A: A prestigious fellowship is an external award offered by various foundations or groups (including the United States Government, the Carnegie Endowment, and Foreign & Commonwealth Office of the British Government) that is often granted in the form of a stipend to pay for research, graduate work, or foreign study. These fellowships are prestigious because recipients are usually chosen from a national pool of highly qualified applicants.
How do I know if I am qualified for a given fellowship?
A: You can find preliminary information on this website concerning the major fellowships available. Once you have discerned which fellowship matches your qualifications, you should then visit the official website of the fellowship. Most fellowships provide clear eligibility requirements on their websites. If you are still experiencing difficulties, you should contact our office.

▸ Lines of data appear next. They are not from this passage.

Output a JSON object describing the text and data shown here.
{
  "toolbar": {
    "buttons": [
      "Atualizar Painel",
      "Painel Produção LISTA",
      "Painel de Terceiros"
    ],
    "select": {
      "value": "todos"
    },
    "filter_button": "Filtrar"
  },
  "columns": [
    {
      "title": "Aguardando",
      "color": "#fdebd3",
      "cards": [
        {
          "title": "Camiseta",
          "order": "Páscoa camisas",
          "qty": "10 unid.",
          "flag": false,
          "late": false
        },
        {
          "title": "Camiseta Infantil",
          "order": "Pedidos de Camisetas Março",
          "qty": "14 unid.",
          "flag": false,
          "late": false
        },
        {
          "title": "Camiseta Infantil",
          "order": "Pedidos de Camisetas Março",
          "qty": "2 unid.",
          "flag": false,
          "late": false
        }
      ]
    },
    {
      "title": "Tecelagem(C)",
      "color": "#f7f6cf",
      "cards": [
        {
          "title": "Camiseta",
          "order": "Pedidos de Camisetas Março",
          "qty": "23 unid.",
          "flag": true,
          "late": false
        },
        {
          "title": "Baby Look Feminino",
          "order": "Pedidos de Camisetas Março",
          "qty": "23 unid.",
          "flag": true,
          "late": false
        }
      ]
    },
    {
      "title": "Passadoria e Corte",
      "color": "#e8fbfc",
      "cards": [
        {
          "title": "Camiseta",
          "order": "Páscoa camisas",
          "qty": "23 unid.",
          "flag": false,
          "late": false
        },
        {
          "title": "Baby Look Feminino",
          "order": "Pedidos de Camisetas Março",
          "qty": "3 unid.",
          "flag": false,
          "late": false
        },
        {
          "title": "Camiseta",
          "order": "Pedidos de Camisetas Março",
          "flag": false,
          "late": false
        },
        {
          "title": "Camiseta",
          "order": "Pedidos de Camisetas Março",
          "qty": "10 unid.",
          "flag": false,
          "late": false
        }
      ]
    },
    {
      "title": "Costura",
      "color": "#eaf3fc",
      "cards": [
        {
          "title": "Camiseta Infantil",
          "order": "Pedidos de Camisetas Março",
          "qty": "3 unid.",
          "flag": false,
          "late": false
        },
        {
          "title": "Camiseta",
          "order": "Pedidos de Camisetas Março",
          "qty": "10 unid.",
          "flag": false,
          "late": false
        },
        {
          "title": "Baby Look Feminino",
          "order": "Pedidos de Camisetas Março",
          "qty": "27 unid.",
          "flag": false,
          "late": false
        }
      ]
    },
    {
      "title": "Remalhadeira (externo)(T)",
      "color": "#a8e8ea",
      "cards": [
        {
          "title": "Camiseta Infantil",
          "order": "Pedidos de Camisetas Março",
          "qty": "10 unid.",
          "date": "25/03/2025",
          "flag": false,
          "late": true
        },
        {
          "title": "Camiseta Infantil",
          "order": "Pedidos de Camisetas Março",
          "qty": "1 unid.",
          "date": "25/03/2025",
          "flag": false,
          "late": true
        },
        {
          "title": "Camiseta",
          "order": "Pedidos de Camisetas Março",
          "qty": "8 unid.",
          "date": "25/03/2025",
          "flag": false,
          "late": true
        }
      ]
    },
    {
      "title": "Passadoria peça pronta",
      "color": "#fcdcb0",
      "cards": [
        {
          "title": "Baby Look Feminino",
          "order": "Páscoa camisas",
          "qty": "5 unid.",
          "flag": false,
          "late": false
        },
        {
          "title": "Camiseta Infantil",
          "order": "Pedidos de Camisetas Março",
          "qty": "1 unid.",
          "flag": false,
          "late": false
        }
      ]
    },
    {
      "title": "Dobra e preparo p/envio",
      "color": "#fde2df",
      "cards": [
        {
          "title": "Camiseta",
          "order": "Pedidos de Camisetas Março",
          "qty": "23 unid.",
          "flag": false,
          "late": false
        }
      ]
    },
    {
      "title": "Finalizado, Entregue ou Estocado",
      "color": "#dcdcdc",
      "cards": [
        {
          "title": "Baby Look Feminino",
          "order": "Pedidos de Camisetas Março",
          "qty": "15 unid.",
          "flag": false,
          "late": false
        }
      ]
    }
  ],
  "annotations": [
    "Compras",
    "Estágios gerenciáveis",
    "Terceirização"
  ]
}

Now that I know which fellowship I will be applying for, what is the application process like?
A: As you know from visiting the websites of the various fellowships, each application is different, but there are similarities. Almost all applications require personal statements, proposals, transcripts, and at least two recommendation letters. At this point, you should visit the Office for Prestigious Fellowships. Please note that we usually begin the application process at least two months prior to the actual deadlines.
How do I write an effective personal statement?
A: Generally, a personal statement should accomplish two goals. First, it should show the reader why you are the perfect candidate for the specific fellowship to which you are applying. Second, it should provide some insight into your unique personality in a captivating way. Remember, grammar does count! Do not be afraid to visit the Office for Prestigious Fellowships for advice or guidance.
How do I write a proposal?
A: The proposal is the most important part of your application; in it you want to show clearly how your proposal fits neatly into the specific requirements for the given fellowship. Therefore, take great care to make sure that your thesis is simply yet cogently stated in a compelling manner. Very often fellowship committees want to know how you developed this project and how it will fit into your future academic or career plans. Remember to review the official website for each fellowship to ascertain the feasibility of your project. Most of these websites provide information about previous winners and their proposals. Have others done something similar to your project? Pay special attention to all the instructions, word/page limits, and formatting guidelines. Again, remember that grammar counts! After completing a first draft, please visit the Office of Prestigious Fellowships.
Who should I ask to write recommendation letters?
A: First, read over the fellowship’s directions for recommenders. Make sure that the people you ask are able to provide the required information. It is a good idea to give each recommender a copy of your proposal as well as your curriculum vitae. If the application is vague about recommenders, you can combine academic and character references. For example, if the scholarship requires three recommendations, usually two of them should be by academics, while the third could be by a supervisor, mentor, or advisor of a related internship or employment. The important thing is that each recommender strongly support the rest of your application, so that everything presents a cohesive picture of you and your proposal.
Should I ask my senator for a recommendation?
A: Only if your senator is thoroughly familiar both with you and also your project. A form letter holds no weight with fellowship committees. Make sure that each of your recommenders can provide substantive information demonstrating that you and your project are a perfect fit. Never waste a letter of recommendation by asking someone who is unwilling or unable to support your application strongly.
When should I ask my recommenders for letters?
A: Successful applicants ordinarily receive letters of recommendation at the conclusion of courses, internships, or jobs, while their qualities are still salient. If recommenders save their letters, it is fairly easy for them to revise and adapt these letters according to your unique qualifications for the specific requirements of each fellowship.
Some fellowships require both government and community service. How do I distinguish?
A: Most volunteer work (e.g., tutoring, feeding the hungry, school government, volunteer work) falls under the heading Community/Public Service. Government Service refers specifically to those activities that are sponsored by local, state, or national government agencies (e.g., voter registration, campaign work, government internships).
What is the Campion or Matteo Ricci Summer Fellowship?
A: A Campion or Matteo Ricci Summer Fellowship may be offered to gifted students who achieve a high GPA and are eligible and interested in preparing themselves for candidacy for prestigious fellowships during their tenure at Fordham. This fellowship can be based on a research project and/or an ntellectually challenging or scholarly internship and must be sponsored and supervised by a faculty mentor over the course of the summer (the actual duration is determined by the faculty mentor). The terms of the summer awards vary and are determined on a case-by-case basis, but can include a small stipend or free summer housing at Fordham, as needed.
What should I do to prepare myself for a prestigious fellowship?
A: Set your sights on fully developing all of your potential (academic, occupational, and personal). Ultimately, one can never guarantee receiving a highly competitive fellowship. Therefore, even if you should not obtain a given fellowship, you will still gain much in terms of your own personal development. Pursuing one of these fellowships is perhaps the best way to discern your real interests, passions, qualifications, and goals.
If I don’t win the first time, should I reapply?
A: Yes, as long as you still fulfill the eligibility requirements for a given fellowship. A second application often impresses a scholarship committee by underscoring your personal commitment to the scholarship’s mission and goals. Moreover, post-graduation applications are viewed as the result of mature reflection and a more critical self-assessment.